* What needs to be done
From the records, return each line that has the word "pansh" in it.

☆ ☆ ☆ ☆ ☆ ☆ ☆

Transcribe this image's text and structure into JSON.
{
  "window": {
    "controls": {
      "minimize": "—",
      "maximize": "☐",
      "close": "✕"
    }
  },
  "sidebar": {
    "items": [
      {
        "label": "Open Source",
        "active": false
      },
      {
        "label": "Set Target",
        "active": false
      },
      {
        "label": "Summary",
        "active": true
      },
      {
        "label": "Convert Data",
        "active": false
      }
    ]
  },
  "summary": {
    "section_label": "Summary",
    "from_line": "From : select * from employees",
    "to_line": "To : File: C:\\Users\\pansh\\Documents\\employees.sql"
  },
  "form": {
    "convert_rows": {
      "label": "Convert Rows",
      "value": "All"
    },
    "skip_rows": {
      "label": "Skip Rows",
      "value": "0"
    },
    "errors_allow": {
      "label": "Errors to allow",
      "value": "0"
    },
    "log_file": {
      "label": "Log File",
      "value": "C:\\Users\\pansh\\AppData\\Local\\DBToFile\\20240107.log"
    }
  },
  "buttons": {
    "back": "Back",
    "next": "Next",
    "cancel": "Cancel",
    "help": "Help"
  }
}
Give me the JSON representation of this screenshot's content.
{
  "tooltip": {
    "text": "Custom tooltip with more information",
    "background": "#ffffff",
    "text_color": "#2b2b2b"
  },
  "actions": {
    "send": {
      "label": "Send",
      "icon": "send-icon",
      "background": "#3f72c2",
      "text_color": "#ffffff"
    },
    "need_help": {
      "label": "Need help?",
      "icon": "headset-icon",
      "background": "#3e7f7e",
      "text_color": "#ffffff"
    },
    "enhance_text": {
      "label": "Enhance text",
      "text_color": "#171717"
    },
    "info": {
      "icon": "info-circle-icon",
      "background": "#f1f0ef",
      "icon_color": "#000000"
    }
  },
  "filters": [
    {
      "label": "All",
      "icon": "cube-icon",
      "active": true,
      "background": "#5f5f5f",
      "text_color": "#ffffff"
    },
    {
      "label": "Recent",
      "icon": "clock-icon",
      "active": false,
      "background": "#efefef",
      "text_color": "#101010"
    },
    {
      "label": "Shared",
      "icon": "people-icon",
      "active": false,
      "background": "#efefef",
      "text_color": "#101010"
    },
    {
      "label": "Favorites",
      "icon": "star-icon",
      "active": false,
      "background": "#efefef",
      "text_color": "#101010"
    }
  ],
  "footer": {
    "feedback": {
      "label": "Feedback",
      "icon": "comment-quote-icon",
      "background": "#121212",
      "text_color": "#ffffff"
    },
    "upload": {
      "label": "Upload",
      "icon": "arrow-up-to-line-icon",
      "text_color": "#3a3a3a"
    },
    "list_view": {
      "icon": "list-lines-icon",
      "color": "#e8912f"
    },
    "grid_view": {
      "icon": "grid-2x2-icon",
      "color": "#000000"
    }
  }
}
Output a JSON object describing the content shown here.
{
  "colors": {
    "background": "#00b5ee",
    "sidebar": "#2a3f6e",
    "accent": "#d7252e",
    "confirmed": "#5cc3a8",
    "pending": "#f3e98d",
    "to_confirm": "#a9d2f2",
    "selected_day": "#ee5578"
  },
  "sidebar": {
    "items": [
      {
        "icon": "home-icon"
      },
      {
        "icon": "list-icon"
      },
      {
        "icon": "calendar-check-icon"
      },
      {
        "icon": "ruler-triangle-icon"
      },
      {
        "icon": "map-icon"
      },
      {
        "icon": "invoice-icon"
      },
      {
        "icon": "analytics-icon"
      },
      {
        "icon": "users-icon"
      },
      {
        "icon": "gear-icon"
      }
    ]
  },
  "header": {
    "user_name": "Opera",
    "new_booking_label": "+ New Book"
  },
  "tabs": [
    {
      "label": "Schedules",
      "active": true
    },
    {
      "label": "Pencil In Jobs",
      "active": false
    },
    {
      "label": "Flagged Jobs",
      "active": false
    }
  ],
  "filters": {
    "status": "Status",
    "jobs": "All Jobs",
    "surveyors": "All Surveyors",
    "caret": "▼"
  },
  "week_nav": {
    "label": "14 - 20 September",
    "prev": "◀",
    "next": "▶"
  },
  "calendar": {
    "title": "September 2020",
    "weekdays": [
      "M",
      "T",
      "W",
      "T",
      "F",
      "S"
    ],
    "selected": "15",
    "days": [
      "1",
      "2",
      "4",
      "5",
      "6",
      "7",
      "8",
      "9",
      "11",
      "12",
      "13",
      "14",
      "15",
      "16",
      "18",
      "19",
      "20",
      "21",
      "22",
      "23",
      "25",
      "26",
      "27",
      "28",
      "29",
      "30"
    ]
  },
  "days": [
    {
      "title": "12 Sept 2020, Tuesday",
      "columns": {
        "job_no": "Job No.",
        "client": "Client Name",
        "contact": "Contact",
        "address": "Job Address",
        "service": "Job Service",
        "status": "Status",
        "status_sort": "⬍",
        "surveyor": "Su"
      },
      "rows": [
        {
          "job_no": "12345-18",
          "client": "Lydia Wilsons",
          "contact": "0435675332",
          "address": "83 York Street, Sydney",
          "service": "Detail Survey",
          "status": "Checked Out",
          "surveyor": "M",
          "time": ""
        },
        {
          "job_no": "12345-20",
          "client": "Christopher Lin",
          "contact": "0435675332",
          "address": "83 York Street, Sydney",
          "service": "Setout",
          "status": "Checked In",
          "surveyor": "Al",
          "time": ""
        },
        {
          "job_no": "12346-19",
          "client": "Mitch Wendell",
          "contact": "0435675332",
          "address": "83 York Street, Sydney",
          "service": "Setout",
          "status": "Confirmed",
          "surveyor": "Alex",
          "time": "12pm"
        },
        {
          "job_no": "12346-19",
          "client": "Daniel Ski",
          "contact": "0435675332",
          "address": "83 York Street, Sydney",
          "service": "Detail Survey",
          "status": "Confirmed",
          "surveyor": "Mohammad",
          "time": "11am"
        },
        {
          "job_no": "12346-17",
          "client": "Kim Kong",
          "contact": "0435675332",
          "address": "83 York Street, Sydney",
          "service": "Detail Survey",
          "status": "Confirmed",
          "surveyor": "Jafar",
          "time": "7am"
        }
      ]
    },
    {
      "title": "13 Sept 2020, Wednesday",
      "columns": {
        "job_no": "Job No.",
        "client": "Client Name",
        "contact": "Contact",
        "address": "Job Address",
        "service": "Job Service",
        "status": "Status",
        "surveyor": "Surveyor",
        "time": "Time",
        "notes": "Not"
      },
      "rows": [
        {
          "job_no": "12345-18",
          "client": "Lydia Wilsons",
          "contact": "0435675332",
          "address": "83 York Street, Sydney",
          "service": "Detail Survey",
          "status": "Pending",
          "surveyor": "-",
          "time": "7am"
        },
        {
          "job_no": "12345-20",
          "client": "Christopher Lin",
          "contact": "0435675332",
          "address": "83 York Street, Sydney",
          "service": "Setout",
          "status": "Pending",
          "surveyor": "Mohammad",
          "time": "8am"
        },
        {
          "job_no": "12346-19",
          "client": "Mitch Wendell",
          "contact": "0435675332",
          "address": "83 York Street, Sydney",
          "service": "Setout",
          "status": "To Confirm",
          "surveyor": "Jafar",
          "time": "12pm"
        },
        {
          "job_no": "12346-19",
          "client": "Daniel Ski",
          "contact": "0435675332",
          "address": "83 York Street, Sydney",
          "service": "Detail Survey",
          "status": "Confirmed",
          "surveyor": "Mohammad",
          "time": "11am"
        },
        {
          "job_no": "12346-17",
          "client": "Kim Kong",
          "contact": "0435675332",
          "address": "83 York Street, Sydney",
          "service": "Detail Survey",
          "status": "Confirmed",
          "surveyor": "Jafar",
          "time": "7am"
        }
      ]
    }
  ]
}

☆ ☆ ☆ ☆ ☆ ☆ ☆

* Your response
    "to_line": "To : File: C:\\Users\\pansh\\Documents\\employees.sql"
      "value": "C:\\Users\\pansh\\AppData\\Local\\DBToFile\\20240107.log"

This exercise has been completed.